Opinion on Raph Koster on Play in Games
by Chris F
The Game Developers Conference is happening just around this time of the year in the United States, and Gamasutra is covering it, posting snippets and ideas from the talks. The whole talks will be posted later on (somewhere where I’ve never been able to find them), but the articles on Gamasutra are a really good point to start discussions from. I’ve just read an article written about a concept that one of the people who we’ve studied at university has formulated and this is is me talking about it, the concept of Play in Games.
Koster, who is one of the game theoreticians who are actively trying to define the notion of a “game”, has stated that due to a recent scandal regarding whether or not a game was a game, he has been “trying to look at things this way to pick up my tools from my workbench and do better”.
Regarding play in games, this is what Koster theorized:
Across all types of games, there is play. And Koster expanded on this word — challenging how we should even think about it. Yes, it means the activities you do in a game. But using it also implies a possibility space. Think of the usage “this rope has a lot of play” — looseness, in other words.
“Games are meant to wiggle; they’re like machines. You poke and prod at them to see what comes out the other end. That is the overall scope of play of the system,” Koster says. “Play is the wiggle room. It is space. It is explorable areas.”
What is important, he says, is to deliver via games a set of both mechanics and meaningful symbols that are neither too much nor too little for the human brain to hold. In essence, if something is too simple, it bores us; if something is too complicated or abstract, it is no longer interesting.
“The interesting area for play is what is interpretable,” says Koster. “What isn’t just one or two ways, but also isn’t every possible way. In stories, that’s signs and symbols that have more than one meaning. In games, we do the same thing by having consequential choice of input, of agency — by letting the player do different things, by choosing different verbs.”
A complicated system engages the mind, says Koster, and teases the brains of players, and works best when it lies in the middle space between the two extremes of simplicity and complexity.
What I like about this is that his declarations fit in perfectly, in my opinion, with my read on the Cheater’s High, which say that people feel good when cheating because they do something that;s outside the system that gives them an advantage.
Koster talks about pieces in the game that are not part of the core gameplay, that allow the player “wiggle room”. It’s things like collectables or optional (OPTIONAL!!!) mini-games that you can play to pass the time in the game, to take a break from the main story-line. These might even be beneficial for you, like the extra life hidden corridors in the first 3 Prince of Persia games.
The reason why these extra activities, even as far as just allowing the player to find really nice vistas or giving them a “cinematic camera” that they can activate to get a nice view will give the player some options, rewarding them for playing the game. I don’t necessarily believe that these “play” segments give the player meaningful options, but rather playful options. A really nice example I can think of at the moment is the shmup that you could play in Blizzard’s Starcraft 2 between the missions. It was optional, it didn’t give you anything other than the personal satisfaction of getting a high score, but what it did was keep you in the game, engage you. Why should I exit Starcraft 2 and go on another website to play a smaller game to relax between the single player campaign missions, when I can stay in the game and play a mini game to relax?

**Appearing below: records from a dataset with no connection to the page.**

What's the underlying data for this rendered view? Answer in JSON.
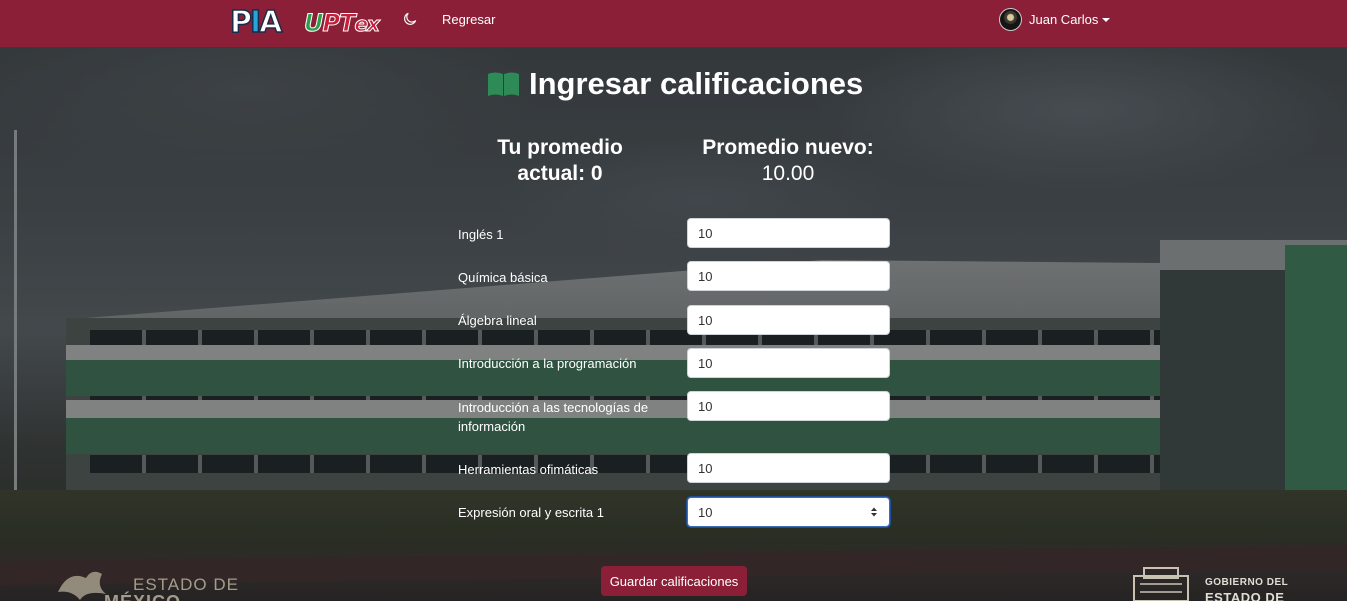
{
  "navbar": {
    "logo_pia": "PIA",
    "logo_upt": "UPTex",
    "theme_toggle_icon": "moon-icon",
    "back_link": "Regresar",
    "user_name": "Juan Carlos",
    "brand_color": "#8b1f37"
  },
  "main": {
    "title": "Ingresar calificaciones",
    "title_icon": "book-icon",
    "current_average": {
      "label": "Tu promedio actual:",
      "value": "0"
    },
    "new_average": {
      "label": "Promedio nuevo:",
      "value": "10.00"
    },
    "grades": [
      {
        "subject": "Inglés 1",
        "value": "10"
      },
      {
        "subject": "Química básica",
        "value": "10"
      },
      {
        "subject": "Álgebra lineal",
        "value": "10"
      },
      {
        "subject": "Introducción a la programación",
        "value": "10"
      },
      {
        "subject": "Introducción a las tecnologías de información",
        "value": "10"
      },
      {
        "subject": "Herramientas ofimáticas",
        "value": "10"
      },
      {
        "subject": "Expresión oral y escrita 1",
        "value": "10"
      }
    ],
    "save_button": "Guardar calificaciones"
  },
  "footer": {
    "estado_logo_line1": "ESTADO DE",
    "estado_logo_line2": "MÉXICO",
    "gobierno_line1": "GOBIERNO DEL",
    "gobierno_line2": "ESTADO DE"
  }
}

The reason why I think that Raph’s idea is really important for my dissertation is because it reaffirms something that I’ve been working towards, and that I believe that a game such as the one that I’m working on needs, not to only have a main mechanic and a set of preset missions that you can’t stray away from. It needs to allow you explore, since it’s a map game, a game that needs to make you go out there and explore, share your knowledge and reward you for it. If it takes you out in the real world, it might at least allow you to do more than follow its railroad to the letter. Explore, have fun.
At the same time, games should not abuse this, they shouldn’t be just minigame games (Quantic Dream, I’m looking at you. Good thing you have captivating storytelling mechanics). They should have a solid set of mechanics that the player can use and learn, and also allow you to take an in-game break from the game.
Don’t know if this is right or not, but maybe with the types of games that I’m going towards, the gamified apps, maybe it’s a questions of not only giving meaningful choices, but also giving playful choices.
Nutt, C . (2013). Raph Koster on ‘play’ – the possibility space for games . Available: http://www.gamasutra.com/view/news/204085/Raph_Koster_on_play__the_possibility_space_for_games.php. Last accessed 10th Nov 2013.